## Task goal
Quote the listing below in its entirety, omitting every image.
[Provided records Boundary: Start]
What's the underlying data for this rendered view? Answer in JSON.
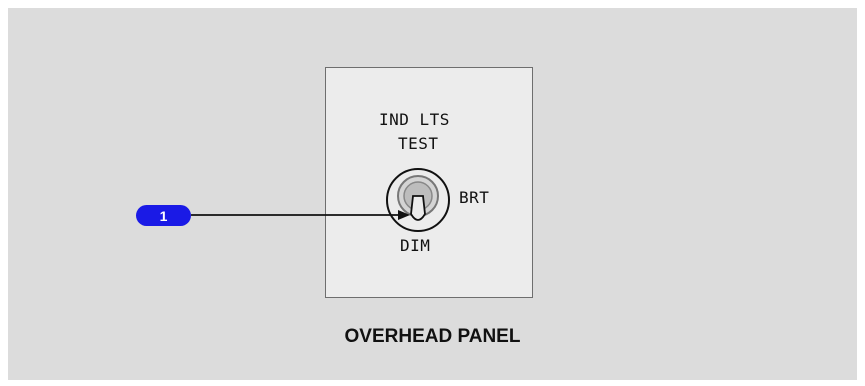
{
  "caption": "OVERHEAD PANEL",
  "panel": {
    "label_line1": "IND LTS",
    "label_line2": "TEST",
    "position_right": "BRT",
    "position_bottom": "DIM"
  },
  "callout": {
    "number": "1",
    "color": "#1a1ae6"
  }
}
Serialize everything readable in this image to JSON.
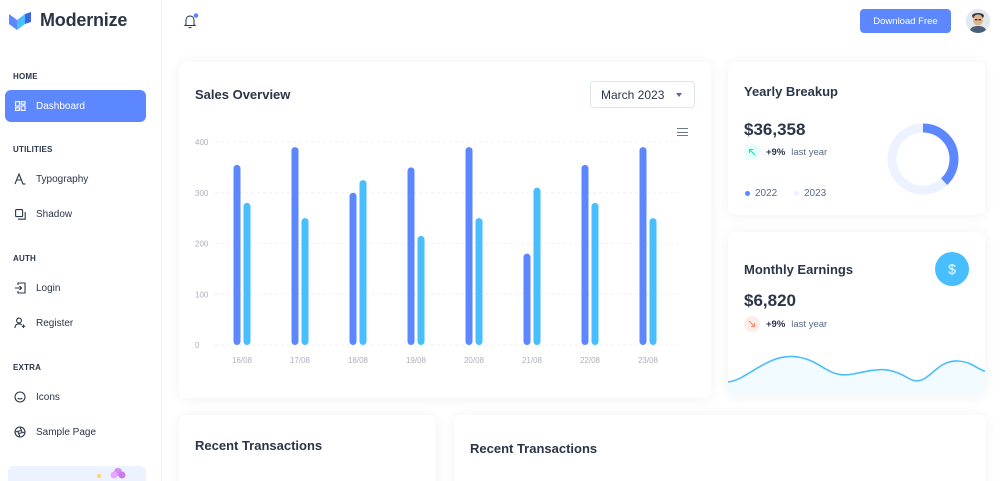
{
  "app": {
    "name": "Modernize"
  },
  "sidebar": {
    "sections": [
      {
        "caption": "HOME",
        "items": [
          {
            "label": "Dashboard",
            "icon": "dashboard-icon",
            "active": true
          }
        ]
      },
      {
        "caption": "UTILITIES",
        "items": [
          {
            "label": "Typography",
            "icon": "typography-icon"
          },
          {
            "label": "Shadow",
            "icon": "shadow-icon"
          }
        ]
      },
      {
        "caption": "AUTH",
        "items": [
          {
            "label": "Login",
            "icon": "login-icon"
          },
          {
            "label": "Register",
            "icon": "register-icon"
          }
        ]
      },
      {
        "caption": "EXTRA",
        "items": [
          {
            "label": "Icons",
            "icon": "mood-icon"
          },
          {
            "label": "Sample Page",
            "icon": "aperture-icon"
          }
        ]
      }
    ]
  },
  "header": {
    "download_label": "Download Free"
  },
  "sales": {
    "title": "Sales Overview",
    "month_select": "March 2023"
  },
  "yearly": {
    "title": "Yearly Breakup",
    "value": "$36,358",
    "change": "+9%",
    "change_label": "last year",
    "legend": [
      "2022",
      "2023"
    ],
    "donut_fraction": 0.38
  },
  "monthly": {
    "title": "Monthly Earnings",
    "value": "$6,820",
    "change": "+9%",
    "change_label": "last year"
  },
  "recent_left": {
    "title": "Recent Transactions"
  },
  "recent_right": {
    "title": "Recent Transactions"
  },
  "colors": {
    "primary": "#5d87ff",
    "secondary": "#49beff",
    "primary_light": "#ecf2ff",
    "success_light": "#e6fffa",
    "success": "#13deb9",
    "error_light": "#fdede8",
    "error": "#fa896b"
  },
  "chart_data": {
    "type": "bar",
    "categories": [
      "16/08",
      "17/08",
      "18/08",
      "19/08",
      "20/08",
      "21/08",
      "22/08",
      "23/08"
    ],
    "series": [
      {
        "values": [
          355,
          390,
          300,
          350,
          390,
          180,
          355,
          390
        ]
      },
      {
        "values": [
          280,
          250,
          325,
          215,
          250,
          310,
          280,
          250
        ]
      }
    ],
    "yticks": [
      0,
      100,
      200,
      300,
      400
    ],
    "ylim": [
      0,
      400
    ],
    "grid": true
  }
}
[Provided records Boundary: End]
## Answer to the exercise
What's the underlying data for this rendered view? Answer in JSON.
{
  "caption": "OVERHEAD PANEL",
  "panel": {
    "label_line1": "IND LTS",
    "label_line2": "TEST",
    "position_right": "BRT",
    "position_bottom": "DIM"
  },
  "callout": {
    "number": "1",
    "color": "#1a1ae6"
  }
}
Serialize everything readable in this image to JSON.
{
  "app": {
    "name": "Modernize"
  },
  "sidebar": {
    "sections": [
      {
        "caption": "HOME",
        "items": [
          {
            "label": "Dashboard",
            "icon": "dashboard-icon",
            "active": true
          }
        ]
      },
      {
        "caption": "UTILITIES",
        "items": [
          {
            "label": "Typography",
            "icon": "typography-icon"
          },
          {
            "label": "Shadow",
            "icon": "shadow-icon"
          }
        ]
      },
      {
        "caption": "AUTH",
        "items": [
          {
            "label": "Login",
            "icon": "login-icon"
          },
          {
            "label": "Register",
            "icon": "register-icon"
          }
        ]
      },
      {
        "caption": "EXTRA",
        "items": [
          {
            "label": "Icons",
            "icon": "mood-icon"
          },
          {
            "label": "Sample Page",
            "icon": "aperture-icon"
          }
        ]
      }
    ]
  },
  "header": {
    "download_label": "Download Free"
  },
  "sales": {
    "title": "Sales Overview",
    "month_select": "March 2023"
  },
  "yearly": {
    "title": "Yearly Breakup",
    "value": "$36,358",
    "change": "+9%",
    "change_label": "last year",
    "legend": [
      "2022",
      "2023"
    ],
    "donut_fraction": 0.38
  },
  "monthly": {
    "title": "Monthly Earnings",
    "value": "$6,820",
    "change": "+9%",
    "change_label": "last year"
  },
  "recent_left": {
    "title": "Recent Transactions"
  },
  "recent_right": {
    "title": "Recent Transactions"
  },
  "colors": {
    "primary": "#5d87ff",
    "secondary": "#49beff",
    "primary_light": "#ecf2ff",
    "success_light": "#e6fffa",
    "success": "#13deb9",
    "error_light": "#fdede8",
    "error": "#fa896b"
  },
  "chart_data": {
    "type": "bar",
    "categories": [
      "16/08",
      "17/08",
      "18/08",
      "19/08",
      "20/08",
      "21/08",
      "22/08",
      "23/08"
    ],
    "series": [
      {
        "values": [
          355,
          390,
          300,
          350,
          390,
          180,
          355,
          390
        ]
      },
      {
        "values": [
          280,
          250,
          325,
          215,
          250,
          310,
          280,
          250
        ]
      }
    ],
    "yticks": [
      0,
      100,
      200,
      300,
      400
    ],
    "ylim": [
      0,
      400
    ],
    "grid": true
  }
}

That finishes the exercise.